I used to have wonderful “I Hate Valentine’s Day” parties back in Pittsburgh. I had couples and singles coming to the parties. Once I had all the people working in a bakery come out to see who had ordered the cake with the cracked heart and the black roses. They could not conceive that someone could not like Valentine’s Day, and they assumed that I had been “jilted” or “stood-up” when, in reality, it’s just a insipid holiday.
Anyone who needs a day set aside to be romantic or passionate really should be alone.
The most popular story I heard was that Valentine was a Roman soldier who had converted to Christianity. Imprisoned for his beliefs, he befriended his jailer’s daughter, who asked him about Christianity. So, secretly, Valentine taught her about the new religion, and she converted. Taken to his death, Valentine left a message for his new convert, to maintain her faith in Christ, and he signed it “from your Valentine.” No passion. No romance. Just Christianity being spread from devotee to convert.
Pan (modern statue created by Oberon Zell)

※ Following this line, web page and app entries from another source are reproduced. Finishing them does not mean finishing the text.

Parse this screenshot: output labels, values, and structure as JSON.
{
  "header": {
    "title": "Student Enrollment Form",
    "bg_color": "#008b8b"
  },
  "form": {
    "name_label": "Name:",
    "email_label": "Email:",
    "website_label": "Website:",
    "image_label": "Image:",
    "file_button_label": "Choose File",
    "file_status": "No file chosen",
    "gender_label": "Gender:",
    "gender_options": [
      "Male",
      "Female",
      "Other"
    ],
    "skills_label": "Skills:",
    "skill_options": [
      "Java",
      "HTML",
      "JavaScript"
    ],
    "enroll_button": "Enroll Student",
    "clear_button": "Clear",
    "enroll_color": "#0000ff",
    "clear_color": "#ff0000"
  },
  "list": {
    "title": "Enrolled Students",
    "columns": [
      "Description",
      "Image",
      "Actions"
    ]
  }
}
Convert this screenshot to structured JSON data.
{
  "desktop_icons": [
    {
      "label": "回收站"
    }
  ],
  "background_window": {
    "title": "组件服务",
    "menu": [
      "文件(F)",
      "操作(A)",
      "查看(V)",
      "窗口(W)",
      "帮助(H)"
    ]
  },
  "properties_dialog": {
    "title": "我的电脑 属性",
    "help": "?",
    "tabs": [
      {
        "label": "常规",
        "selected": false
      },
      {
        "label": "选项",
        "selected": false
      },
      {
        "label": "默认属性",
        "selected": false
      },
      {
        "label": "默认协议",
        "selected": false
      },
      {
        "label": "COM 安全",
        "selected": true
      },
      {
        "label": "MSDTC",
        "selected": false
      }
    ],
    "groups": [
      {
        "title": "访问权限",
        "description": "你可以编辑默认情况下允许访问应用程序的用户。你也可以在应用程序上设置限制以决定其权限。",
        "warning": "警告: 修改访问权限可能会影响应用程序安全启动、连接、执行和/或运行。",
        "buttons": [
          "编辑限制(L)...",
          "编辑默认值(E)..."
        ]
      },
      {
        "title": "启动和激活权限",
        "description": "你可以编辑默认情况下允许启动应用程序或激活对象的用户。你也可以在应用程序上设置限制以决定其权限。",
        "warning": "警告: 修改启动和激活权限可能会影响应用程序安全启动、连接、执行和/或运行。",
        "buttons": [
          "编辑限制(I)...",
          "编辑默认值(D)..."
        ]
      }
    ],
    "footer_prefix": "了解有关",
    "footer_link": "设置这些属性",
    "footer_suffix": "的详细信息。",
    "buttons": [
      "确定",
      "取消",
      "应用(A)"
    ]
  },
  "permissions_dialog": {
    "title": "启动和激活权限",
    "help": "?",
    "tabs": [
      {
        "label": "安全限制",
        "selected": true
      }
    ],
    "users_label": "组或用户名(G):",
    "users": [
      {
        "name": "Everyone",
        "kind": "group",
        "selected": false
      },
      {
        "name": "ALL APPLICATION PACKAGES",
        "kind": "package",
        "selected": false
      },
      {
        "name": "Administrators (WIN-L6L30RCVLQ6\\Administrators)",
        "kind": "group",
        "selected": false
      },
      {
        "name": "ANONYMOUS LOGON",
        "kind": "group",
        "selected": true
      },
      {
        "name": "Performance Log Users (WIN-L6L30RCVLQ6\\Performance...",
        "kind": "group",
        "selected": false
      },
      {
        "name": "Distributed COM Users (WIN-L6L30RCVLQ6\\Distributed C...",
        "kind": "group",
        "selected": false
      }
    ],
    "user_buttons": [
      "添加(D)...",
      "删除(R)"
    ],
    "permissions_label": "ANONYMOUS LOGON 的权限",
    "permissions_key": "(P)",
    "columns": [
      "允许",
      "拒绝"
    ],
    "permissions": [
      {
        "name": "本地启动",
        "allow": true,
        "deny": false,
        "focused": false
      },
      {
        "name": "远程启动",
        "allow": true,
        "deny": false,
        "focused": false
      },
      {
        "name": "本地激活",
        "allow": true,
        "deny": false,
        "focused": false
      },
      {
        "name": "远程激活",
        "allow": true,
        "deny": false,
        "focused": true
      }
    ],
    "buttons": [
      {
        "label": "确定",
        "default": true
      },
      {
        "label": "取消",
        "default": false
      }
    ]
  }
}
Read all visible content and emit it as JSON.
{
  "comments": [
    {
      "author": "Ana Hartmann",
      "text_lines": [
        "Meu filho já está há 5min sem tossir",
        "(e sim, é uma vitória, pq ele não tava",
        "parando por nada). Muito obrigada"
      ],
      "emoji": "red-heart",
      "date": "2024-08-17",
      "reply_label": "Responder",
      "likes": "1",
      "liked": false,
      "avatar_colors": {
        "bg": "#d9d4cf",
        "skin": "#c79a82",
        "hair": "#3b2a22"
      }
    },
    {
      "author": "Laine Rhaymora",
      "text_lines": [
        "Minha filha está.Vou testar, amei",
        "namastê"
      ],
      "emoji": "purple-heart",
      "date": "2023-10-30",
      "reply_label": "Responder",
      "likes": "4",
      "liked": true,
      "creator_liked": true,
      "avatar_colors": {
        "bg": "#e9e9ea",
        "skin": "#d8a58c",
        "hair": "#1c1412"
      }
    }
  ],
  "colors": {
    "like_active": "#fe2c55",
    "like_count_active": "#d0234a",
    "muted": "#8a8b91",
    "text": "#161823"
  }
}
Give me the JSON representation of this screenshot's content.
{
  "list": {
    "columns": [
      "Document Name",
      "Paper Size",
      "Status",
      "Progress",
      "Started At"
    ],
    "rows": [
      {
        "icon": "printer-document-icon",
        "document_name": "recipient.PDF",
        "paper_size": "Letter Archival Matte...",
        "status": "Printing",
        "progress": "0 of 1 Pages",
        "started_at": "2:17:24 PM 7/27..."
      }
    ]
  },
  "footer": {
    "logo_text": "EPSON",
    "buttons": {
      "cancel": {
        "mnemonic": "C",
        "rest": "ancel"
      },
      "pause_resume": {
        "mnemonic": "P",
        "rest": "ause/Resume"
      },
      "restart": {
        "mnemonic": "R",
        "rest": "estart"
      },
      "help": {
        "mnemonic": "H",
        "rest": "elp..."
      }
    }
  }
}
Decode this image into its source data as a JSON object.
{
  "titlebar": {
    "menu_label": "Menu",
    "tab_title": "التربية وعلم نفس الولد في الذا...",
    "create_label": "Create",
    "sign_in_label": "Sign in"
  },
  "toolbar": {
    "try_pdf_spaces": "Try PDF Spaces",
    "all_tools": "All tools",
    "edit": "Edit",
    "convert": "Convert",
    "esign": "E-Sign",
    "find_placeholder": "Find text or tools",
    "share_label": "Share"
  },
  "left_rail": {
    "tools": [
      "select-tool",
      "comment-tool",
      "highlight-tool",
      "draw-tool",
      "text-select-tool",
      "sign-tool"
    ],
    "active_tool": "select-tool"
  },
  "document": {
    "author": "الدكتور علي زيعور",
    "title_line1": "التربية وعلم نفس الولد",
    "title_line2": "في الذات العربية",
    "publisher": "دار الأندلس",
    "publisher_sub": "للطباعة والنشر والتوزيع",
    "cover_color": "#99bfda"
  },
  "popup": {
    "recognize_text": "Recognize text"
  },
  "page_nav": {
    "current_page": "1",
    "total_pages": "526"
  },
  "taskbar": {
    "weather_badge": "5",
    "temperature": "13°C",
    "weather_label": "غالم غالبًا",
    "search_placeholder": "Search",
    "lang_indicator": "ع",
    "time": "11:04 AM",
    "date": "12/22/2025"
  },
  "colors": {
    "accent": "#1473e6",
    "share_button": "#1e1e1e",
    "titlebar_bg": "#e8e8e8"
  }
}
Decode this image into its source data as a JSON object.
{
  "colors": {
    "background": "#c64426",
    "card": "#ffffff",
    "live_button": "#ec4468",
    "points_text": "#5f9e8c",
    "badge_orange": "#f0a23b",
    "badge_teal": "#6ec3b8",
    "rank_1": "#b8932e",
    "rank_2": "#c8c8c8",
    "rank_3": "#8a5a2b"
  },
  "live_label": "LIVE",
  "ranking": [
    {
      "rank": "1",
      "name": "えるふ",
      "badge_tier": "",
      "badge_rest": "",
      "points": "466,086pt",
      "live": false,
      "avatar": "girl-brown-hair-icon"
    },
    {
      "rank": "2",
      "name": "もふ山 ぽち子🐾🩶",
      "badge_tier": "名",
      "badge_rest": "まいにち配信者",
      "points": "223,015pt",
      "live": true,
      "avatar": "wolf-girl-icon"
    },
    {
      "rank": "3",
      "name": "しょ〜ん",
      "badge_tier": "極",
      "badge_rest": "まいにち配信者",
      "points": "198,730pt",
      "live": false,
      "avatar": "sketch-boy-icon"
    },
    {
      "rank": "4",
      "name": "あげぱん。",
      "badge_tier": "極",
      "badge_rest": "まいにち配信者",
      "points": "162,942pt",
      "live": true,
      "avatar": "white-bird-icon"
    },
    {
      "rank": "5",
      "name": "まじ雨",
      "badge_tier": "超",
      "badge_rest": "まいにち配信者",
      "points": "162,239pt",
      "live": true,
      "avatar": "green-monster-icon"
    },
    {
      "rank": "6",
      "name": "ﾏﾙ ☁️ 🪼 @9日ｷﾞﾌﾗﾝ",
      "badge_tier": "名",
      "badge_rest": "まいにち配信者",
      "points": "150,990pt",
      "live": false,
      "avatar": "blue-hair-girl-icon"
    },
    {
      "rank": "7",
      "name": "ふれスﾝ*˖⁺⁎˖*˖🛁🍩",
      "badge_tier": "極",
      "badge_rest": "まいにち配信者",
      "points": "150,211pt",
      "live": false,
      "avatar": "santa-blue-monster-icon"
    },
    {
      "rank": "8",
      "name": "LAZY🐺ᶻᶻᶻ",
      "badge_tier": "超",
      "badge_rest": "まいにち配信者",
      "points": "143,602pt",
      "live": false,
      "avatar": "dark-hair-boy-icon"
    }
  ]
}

In contrast, Lupercalia dates to ancient Rome, long before the empire. The festivities would start at the Lupercal cave, which is where Romulus and Remus were suckled by the she-wolf. From here, naked young men, wearing belts of animal skin and carrying strips of goat hide, would run around the Palatine. Anyone encountered would be struck by the goat hide strips. This was a form of fertility magic that ensured that crops–and people–would be fruitful.
The ancient Romans weren’t sure who was supposed to be honored at Lupercalia. Certainly Faunus, the ancient pastoral god identified with the Greek gold Pan, was honored at the celebration, but because it all started at the Lupercal cave, there were ties to Romulus and Remus as well. (Lupa is the Latin word for wolf.) Livy claimed that Inuus, the god of sexual intercourse, was originally honored before he became identified with Faunus. In the time of Augustus a new god, Lupercus, was created as the honoree of the celebration.
In an attempt to “sanitize” Lupercalia and bring it into Christianity, Pope Gelasius I in 494 made February 15 the Festival of the Purification of the Virgin Mary.
For traditionalists, however, February 15 will always remain Lupercalia–a much more “earthy” alternative to Valentine’s Day.
Adkins, Lesley, and Roy A. Adkins. Dictionary of Roman Religion (New York: Facts on File, 1996).
Stapleton, Michael. A Dictionary of Greek and Roman Mythology (New York: Dell Publishing Company, 1978).